Until this approval, naloxone was only approved in injectable forms, most commonly delivered by syringe or auto-injector. Many first responders and primary caregivers, however, feel a nasal spray formulation of naloxone is easier to deliver, and eliminates the risk of a contaminated needle stick. As a result, there has been widespread use of unapproved naloxone kits that combine an injectable formulation of naloxone with an atomizer that can deliver naloxone nasally. Now, people have access to an FDA-approved product for which the drug and its delivery device have met the FDA’s high standards for safety, efficacy and quality.
Narcan nasal spray does not require assembly and delivers a consistent, measured dose when used as directed.
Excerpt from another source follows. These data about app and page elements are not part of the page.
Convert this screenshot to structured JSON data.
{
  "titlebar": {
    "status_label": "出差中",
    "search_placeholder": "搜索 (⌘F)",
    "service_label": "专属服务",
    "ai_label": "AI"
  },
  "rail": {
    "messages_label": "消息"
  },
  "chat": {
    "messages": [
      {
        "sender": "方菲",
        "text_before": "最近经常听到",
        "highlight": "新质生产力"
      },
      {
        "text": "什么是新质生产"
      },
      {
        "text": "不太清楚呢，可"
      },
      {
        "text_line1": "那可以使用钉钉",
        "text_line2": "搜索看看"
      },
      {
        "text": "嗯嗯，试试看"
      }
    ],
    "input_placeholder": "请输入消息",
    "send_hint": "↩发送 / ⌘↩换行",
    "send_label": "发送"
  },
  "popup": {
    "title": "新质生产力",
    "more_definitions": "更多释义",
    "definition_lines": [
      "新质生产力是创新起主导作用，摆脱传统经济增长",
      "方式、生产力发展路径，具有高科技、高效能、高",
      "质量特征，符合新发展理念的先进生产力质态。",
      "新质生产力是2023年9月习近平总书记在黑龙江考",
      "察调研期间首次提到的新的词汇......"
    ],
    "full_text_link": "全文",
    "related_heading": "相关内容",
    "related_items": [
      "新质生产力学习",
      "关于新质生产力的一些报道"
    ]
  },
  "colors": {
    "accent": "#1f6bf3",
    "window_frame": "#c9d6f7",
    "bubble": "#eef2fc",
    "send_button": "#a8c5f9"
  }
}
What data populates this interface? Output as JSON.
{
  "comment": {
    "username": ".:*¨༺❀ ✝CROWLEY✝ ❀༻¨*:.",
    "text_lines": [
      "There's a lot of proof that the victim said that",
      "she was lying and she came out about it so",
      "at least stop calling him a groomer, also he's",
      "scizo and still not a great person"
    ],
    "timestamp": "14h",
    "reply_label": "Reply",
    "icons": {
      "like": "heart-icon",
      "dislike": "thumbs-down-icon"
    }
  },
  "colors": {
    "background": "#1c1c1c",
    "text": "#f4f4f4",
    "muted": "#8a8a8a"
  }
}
This prescription product can be used on adults or children and is easily administered by anyone, even those without medical training. The drug is sprayed into one nostril while the patient is lying on his or her back, and can be repeated if necessary. However, it is important to note that it is not a substitute for immediate medical care, and the person administering Narcan nasal spray should seek further immediate medical attention on the patient’s behalf.
To read the full FDA news release, visit: